* _Activity_: Lines with the word "stoichiometric": copy all of them from the entries below.

[Collected data]
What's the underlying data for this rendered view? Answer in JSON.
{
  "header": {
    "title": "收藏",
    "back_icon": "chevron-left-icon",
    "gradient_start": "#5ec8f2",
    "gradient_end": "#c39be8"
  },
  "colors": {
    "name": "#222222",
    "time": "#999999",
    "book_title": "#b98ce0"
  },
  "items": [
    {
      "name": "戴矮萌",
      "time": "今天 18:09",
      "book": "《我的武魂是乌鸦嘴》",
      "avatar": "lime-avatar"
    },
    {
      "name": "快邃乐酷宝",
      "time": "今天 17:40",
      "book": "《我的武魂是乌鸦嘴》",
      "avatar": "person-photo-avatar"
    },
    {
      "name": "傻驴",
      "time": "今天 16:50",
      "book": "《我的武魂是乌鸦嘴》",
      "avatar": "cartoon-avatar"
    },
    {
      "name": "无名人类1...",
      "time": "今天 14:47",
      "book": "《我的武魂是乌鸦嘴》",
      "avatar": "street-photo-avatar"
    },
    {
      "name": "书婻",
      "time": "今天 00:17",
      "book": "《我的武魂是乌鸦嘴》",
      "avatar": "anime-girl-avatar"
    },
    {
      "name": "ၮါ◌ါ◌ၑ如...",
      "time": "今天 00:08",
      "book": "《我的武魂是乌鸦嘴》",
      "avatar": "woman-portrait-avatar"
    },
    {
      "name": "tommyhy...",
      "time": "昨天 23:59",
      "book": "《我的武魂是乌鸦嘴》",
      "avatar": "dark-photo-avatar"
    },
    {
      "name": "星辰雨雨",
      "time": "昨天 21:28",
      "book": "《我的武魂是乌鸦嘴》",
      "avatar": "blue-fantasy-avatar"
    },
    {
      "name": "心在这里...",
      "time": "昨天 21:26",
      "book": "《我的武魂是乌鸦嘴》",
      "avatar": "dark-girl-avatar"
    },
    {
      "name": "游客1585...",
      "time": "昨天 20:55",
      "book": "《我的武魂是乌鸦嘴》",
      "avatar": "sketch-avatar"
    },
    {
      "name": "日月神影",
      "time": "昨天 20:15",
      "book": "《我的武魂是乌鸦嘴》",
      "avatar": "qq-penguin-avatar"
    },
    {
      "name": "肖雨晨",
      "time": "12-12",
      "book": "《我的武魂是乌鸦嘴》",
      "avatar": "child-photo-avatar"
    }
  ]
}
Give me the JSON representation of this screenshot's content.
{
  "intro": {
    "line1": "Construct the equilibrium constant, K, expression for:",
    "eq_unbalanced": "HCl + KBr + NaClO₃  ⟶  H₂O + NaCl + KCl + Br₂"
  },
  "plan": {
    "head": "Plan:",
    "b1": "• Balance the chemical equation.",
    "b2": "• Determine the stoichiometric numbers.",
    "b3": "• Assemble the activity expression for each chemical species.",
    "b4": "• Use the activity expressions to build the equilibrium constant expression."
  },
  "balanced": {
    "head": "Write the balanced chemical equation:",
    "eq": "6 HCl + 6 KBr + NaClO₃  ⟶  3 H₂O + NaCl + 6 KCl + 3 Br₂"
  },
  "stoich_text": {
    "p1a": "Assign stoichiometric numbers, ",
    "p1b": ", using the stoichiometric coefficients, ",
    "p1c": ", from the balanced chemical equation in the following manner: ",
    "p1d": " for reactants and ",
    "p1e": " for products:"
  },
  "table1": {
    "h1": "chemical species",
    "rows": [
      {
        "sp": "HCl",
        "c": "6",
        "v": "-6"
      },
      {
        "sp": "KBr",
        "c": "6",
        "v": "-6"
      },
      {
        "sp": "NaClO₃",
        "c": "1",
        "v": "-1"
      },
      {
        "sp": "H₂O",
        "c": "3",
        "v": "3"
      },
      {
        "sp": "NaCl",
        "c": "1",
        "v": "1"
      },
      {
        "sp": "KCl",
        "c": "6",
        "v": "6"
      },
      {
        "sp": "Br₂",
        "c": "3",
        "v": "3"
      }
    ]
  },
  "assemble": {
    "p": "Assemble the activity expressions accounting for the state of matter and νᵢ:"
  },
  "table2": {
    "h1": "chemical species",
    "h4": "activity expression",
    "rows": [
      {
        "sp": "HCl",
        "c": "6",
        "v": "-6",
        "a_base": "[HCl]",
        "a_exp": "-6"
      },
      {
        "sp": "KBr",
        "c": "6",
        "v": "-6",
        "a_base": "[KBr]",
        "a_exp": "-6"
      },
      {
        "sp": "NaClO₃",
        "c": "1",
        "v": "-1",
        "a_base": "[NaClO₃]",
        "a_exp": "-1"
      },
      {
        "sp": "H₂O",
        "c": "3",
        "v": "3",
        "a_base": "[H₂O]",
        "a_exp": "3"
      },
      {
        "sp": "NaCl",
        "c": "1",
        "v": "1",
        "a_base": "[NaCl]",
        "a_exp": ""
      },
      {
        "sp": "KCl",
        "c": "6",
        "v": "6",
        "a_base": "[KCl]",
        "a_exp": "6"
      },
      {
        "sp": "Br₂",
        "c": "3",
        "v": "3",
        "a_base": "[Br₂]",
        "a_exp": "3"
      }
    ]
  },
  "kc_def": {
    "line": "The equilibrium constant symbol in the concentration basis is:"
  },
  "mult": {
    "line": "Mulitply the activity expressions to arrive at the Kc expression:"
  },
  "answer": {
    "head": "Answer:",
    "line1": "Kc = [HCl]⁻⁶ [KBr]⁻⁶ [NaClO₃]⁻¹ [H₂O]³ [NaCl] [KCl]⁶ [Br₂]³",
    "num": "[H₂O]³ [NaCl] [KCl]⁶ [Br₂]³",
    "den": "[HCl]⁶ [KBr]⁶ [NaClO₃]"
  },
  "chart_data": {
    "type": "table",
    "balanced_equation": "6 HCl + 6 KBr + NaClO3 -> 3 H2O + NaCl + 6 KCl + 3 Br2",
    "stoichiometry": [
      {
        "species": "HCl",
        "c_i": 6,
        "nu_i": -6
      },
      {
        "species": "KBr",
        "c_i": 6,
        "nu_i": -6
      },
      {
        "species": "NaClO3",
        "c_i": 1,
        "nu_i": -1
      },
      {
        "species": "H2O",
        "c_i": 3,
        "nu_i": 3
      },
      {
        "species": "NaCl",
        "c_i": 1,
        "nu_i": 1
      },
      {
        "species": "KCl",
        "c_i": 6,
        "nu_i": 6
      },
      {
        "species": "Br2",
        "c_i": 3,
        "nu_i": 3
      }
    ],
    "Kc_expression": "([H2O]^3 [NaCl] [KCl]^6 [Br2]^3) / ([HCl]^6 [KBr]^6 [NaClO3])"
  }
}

* _Exercise answer_:
    "b2": "• Determine the stoichiometric numbers.",
    "p1a": "Assign stoichiometric numbers, ",
    "p1b": ", using the stoichiometric coefficients, ",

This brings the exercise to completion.